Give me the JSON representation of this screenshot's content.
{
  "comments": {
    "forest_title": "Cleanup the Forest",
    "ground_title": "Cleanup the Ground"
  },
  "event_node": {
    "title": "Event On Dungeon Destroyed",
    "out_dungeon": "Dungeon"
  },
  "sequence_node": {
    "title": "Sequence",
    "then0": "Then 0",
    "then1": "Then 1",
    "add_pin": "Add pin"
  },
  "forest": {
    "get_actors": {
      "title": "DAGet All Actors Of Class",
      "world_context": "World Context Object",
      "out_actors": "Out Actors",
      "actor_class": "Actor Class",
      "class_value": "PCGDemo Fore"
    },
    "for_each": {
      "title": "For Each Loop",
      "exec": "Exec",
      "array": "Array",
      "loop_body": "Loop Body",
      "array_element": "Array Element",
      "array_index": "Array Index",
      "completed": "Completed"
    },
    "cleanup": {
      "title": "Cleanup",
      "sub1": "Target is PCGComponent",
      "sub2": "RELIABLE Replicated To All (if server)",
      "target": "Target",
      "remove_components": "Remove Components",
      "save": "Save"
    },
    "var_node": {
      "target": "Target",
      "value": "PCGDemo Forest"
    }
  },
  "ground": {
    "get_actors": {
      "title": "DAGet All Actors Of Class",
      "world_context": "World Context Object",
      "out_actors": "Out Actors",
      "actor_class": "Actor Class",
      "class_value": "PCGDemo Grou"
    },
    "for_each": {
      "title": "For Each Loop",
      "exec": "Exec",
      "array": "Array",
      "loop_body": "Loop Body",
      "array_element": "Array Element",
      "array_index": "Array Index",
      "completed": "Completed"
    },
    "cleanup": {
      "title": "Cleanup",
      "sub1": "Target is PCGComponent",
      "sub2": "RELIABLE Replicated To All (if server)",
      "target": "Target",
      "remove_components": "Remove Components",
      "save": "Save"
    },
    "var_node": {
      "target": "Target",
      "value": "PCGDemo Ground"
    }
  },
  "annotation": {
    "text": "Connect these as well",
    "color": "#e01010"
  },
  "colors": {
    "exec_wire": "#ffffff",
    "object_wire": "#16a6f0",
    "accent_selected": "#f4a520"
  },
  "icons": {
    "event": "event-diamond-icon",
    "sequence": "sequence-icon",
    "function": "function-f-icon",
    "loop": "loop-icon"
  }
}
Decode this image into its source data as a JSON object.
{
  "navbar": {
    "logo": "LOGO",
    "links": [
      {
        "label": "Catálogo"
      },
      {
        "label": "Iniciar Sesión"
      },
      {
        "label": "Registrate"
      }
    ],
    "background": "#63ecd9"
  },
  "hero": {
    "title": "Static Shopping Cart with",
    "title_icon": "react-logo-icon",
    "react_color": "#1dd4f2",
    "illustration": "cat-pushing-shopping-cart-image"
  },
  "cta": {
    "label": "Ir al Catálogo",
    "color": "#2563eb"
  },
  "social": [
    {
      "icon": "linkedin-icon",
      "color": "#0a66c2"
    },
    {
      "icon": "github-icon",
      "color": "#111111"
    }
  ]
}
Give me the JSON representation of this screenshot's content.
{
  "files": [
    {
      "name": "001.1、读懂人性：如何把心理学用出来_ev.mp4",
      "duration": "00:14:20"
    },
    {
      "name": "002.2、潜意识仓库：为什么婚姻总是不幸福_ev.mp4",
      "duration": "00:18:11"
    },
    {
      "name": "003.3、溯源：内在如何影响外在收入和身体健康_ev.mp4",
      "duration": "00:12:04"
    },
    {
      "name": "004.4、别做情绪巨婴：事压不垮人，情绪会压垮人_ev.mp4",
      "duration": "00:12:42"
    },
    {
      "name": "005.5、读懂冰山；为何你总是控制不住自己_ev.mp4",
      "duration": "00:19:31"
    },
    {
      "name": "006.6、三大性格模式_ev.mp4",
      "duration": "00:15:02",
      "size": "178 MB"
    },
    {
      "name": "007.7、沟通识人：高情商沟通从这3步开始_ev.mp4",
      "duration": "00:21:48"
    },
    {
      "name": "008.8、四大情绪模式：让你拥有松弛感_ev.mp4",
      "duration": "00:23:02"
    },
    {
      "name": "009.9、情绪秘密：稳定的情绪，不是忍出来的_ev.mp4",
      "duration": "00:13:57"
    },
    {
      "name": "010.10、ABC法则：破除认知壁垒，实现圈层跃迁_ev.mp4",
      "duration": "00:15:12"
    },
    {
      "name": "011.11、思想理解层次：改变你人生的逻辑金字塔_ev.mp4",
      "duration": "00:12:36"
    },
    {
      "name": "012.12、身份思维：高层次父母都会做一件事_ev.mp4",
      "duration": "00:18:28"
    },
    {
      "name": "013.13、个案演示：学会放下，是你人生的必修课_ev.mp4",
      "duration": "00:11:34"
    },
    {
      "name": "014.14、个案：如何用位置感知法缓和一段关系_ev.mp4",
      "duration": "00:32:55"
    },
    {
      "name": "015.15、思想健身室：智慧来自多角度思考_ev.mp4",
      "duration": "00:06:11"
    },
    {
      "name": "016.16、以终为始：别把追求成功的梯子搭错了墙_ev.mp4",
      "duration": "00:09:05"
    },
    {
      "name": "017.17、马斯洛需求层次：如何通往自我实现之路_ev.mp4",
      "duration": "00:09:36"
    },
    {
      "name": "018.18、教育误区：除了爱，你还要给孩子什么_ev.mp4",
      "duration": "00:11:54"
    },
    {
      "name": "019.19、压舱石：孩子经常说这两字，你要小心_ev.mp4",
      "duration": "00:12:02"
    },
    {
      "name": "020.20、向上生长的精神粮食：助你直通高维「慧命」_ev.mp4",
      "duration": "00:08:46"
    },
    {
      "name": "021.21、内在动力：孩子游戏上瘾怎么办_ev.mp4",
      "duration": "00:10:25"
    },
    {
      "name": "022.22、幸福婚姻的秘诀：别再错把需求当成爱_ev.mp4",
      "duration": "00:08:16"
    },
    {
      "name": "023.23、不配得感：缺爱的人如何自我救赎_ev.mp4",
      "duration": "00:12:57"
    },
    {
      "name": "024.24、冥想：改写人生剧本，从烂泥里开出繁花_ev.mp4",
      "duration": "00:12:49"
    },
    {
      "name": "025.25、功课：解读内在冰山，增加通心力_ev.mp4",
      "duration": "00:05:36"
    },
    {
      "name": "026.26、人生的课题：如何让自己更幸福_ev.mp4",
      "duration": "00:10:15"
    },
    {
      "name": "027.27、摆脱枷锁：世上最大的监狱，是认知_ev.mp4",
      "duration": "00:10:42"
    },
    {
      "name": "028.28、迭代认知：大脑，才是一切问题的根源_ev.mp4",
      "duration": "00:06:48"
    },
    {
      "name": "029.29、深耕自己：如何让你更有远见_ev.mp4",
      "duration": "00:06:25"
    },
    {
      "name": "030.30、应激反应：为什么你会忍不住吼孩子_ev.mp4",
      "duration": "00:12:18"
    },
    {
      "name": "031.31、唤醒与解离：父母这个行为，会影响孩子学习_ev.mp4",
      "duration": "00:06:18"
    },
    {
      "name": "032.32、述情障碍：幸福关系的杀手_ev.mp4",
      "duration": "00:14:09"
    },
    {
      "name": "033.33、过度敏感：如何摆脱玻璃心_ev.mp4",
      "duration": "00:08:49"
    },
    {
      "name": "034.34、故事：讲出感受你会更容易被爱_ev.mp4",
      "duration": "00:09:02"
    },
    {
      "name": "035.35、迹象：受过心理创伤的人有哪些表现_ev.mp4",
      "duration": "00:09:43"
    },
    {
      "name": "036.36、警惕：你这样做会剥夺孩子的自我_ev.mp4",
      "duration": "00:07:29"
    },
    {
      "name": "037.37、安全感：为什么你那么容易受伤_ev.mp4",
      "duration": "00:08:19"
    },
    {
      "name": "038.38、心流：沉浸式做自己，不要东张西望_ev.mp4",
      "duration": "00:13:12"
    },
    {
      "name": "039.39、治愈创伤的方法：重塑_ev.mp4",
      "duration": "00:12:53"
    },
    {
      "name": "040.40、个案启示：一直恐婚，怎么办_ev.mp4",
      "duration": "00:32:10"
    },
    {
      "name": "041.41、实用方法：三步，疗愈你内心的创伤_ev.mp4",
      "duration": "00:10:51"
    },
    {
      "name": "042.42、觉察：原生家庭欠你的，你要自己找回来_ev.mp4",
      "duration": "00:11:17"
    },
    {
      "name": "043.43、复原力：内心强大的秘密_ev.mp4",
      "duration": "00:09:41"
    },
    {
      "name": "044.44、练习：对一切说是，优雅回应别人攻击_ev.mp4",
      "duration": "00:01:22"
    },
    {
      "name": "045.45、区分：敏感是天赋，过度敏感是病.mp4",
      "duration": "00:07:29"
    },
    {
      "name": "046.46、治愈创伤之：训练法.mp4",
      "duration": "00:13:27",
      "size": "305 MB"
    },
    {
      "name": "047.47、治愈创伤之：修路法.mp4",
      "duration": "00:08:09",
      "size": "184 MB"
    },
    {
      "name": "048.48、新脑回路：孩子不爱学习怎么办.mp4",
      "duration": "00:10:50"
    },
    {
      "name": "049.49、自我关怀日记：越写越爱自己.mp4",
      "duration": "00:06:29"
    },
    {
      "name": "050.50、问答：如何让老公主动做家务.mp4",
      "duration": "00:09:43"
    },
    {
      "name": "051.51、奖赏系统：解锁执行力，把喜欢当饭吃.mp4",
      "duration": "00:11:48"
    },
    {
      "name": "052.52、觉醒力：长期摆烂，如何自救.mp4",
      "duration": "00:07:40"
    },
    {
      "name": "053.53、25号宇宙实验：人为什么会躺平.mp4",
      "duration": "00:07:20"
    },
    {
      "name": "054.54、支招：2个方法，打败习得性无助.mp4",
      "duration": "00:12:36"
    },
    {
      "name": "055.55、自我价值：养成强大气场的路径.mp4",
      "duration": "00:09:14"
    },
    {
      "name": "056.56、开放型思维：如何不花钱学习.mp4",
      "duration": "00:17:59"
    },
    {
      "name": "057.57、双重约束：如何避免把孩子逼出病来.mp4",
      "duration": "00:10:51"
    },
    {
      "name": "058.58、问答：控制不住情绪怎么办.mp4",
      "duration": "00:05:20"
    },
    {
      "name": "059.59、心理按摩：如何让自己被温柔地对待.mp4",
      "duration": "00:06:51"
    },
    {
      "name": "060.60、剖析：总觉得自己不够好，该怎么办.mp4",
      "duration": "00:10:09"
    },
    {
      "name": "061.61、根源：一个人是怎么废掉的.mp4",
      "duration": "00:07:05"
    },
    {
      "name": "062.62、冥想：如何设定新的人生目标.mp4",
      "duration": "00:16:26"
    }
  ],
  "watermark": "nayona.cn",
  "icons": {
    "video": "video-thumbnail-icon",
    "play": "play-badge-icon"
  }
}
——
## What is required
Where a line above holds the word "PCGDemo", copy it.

## Task result
      "class_value": "PCGDemo Fore"
      "value": "PCGDemo Forest"
      "class_value": "PCGDemo Grou"
      "value": "PCGDemo Ground"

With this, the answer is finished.